The data is to be reproduced in full and without error.

[App and web page records]
>>>>>
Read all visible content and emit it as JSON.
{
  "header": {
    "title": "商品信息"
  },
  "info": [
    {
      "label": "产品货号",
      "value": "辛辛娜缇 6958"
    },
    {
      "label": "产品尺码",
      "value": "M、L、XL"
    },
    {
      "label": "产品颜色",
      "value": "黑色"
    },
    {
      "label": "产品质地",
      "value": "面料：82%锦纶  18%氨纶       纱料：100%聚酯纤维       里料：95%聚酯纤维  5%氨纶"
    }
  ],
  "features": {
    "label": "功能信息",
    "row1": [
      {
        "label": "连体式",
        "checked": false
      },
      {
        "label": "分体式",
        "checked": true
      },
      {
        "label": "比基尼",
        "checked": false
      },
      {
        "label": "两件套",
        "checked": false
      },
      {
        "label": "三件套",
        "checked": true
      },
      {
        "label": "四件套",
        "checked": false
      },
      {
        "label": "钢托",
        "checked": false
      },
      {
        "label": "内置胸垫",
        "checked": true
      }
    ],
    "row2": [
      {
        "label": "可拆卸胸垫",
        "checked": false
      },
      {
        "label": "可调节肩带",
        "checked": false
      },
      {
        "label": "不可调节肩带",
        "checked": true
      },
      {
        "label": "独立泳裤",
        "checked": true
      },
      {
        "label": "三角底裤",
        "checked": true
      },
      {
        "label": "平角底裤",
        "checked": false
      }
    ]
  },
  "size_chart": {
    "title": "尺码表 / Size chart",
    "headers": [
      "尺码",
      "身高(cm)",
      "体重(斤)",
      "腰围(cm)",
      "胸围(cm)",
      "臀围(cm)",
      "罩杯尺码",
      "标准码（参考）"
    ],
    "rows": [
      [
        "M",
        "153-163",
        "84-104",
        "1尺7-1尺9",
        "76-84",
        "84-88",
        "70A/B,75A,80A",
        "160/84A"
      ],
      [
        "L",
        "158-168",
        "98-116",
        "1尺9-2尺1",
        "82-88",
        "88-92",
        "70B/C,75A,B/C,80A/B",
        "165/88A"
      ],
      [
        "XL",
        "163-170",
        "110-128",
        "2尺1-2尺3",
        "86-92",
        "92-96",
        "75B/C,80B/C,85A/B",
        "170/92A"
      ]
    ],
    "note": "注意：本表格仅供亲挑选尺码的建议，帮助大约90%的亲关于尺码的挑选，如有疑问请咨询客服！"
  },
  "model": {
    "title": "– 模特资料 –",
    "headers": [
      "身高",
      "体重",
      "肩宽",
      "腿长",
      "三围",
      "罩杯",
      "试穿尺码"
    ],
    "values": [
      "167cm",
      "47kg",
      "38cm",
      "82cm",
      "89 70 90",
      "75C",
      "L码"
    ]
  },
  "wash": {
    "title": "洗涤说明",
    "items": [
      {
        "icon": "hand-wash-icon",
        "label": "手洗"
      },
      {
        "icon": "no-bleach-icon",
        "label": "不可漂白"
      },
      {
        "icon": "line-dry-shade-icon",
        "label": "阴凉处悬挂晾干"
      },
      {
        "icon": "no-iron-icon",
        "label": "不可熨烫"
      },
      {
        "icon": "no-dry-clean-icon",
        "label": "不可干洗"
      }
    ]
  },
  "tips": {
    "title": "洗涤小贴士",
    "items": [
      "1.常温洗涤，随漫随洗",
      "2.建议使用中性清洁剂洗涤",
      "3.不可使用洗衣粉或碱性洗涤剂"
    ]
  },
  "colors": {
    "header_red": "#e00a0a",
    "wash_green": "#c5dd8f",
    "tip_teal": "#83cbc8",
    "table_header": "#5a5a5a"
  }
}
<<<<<
▶ [Written response]
Read all visible content and emit it as JSON.
{
  "header": {
    "title": "商品信息"
  },
  "info": [
    {
      "label": "产品货号",
      "value": "辛辛娜缇 6958"
    },
    {
      "label": "产品尺码",
      "value": "M、L、XL"
    },
    {
      "label": "产品颜色",
      "value": "黑色"
    },
    {
      "label": "产品质地",
      "value": "面料：82%锦纶  18%氨纶       纱料：100%聚酯纤维       里料：95%聚酯纤维  5%氨纶"
    }
  ],
  "features": {
    "label": "功能信息",
    "row1": [
      {
        "label": "连体式",
        "checked": false
      },
      {
        "label": "分体式",
        "checked": true
      },
      {
        "label": "比基尼",
        "checked": false
      },
      {
        "label": "两件套",
        "checked": false
      },
      {
        "label": "三件套",
        "checked": true
      },
      {
        "label": "四件套",
        "checked": false
      },
      {
        "label": "钢托",
        "checked": false
      },
      {
        "label": "内置胸垫",
        "checked": true
      }
    ],
    "row2": [
      {
        "label": "可拆卸胸垫",
        "checked": false
      },
      {
        "label": "可调节肩带",
        "checked": false
      },
      {
        "label": "不可调节肩带",
        "checked": true
      },
      {
        "label": "独立泳裤",
        "checked": true
      },
      {
        "label": "三角底裤",
        "checked": true
      },
      {
        "label": "平角底裤",
        "checked": false
      }
    ]
  },
  "size_chart": {
    "title": "尺码表 / Size chart",
    "headers": [
      "尺码",
      "身高(cm)",
      "体重(斤)",
      "腰围(cm)",
      "胸围(cm)",
      "臀围(cm)",
      "罩杯尺码",
      "标准码（参考）"
    ],
    "rows": [
      [
        "M",
        "153-163",
        "84-104",
        "1尺7-1尺9",
        "76-84",
        "84-88",
        "70A/B,75A,80A",
        "160/84A"
      ],
      [
        "L",
        "158-168",
        "98-116",
        "1尺9-2尺1",
        "82-88",
        "88-92",
        "70B/C,75A,B/C,80A/B",
        "165/88A"
      ],
      [
        "XL",
        "163-170",
        "110-128",
        "2尺1-2尺3",
        "86-92",
        "92-96",
        "75B/C,80B/C,85A/B",
        "170/92A"
      ]
    ],
    "note": "注意：本表格仅供亲挑选尺码的建议，帮助大约90%的亲关于尺码的挑选，如有疑问请咨询客服！"
  },
  "model": {
    "title": "– 模特资料 –",
    "headers": [
      "身高",
      "体重",
      "肩宽",
      "腿长",
      "三围",
      "罩杯",
      "试穿尺码"
    ],
    "values": [
      "167cm",
      "47kg",
      "38cm",
      "82cm",
      "89 70 90",
      "75C",
      "L码"
    ]
  },
  "wash": {
    "title": "洗涤说明",
    "items": [
      {
        "icon": "hand-wash-icon",
        "label": "手洗"
      },
      {
        "icon": "no-bleach-icon",
        "label": "不可漂白"
      },
      {
        "icon": "line-dry-shade-icon",
        "label": "阴凉处悬挂晾干"
      },
      {
        "icon": "no-iron-icon",
        "label": "不可熨烫"
      },
      {
        "icon": "no-dry-clean-icon",
        "label": "不可干洗"
      }
    ]
  },
  "tips": {
    "title": "洗涤小贴士",
    "items": [
      "1.常温洗涤，随漫随洗",
      "2.建议使用中性清洁剂洗涤",
      "3.不可使用洗衣粉或碱性洗涤剂"
    ]
  },
  "colors": {
    "header_red": "#e00a0a",
    "wash_green": "#c5dd8f",
    "tip_teal": "#83cbc8",
    "table_header": "#5a5a5a"
  }
}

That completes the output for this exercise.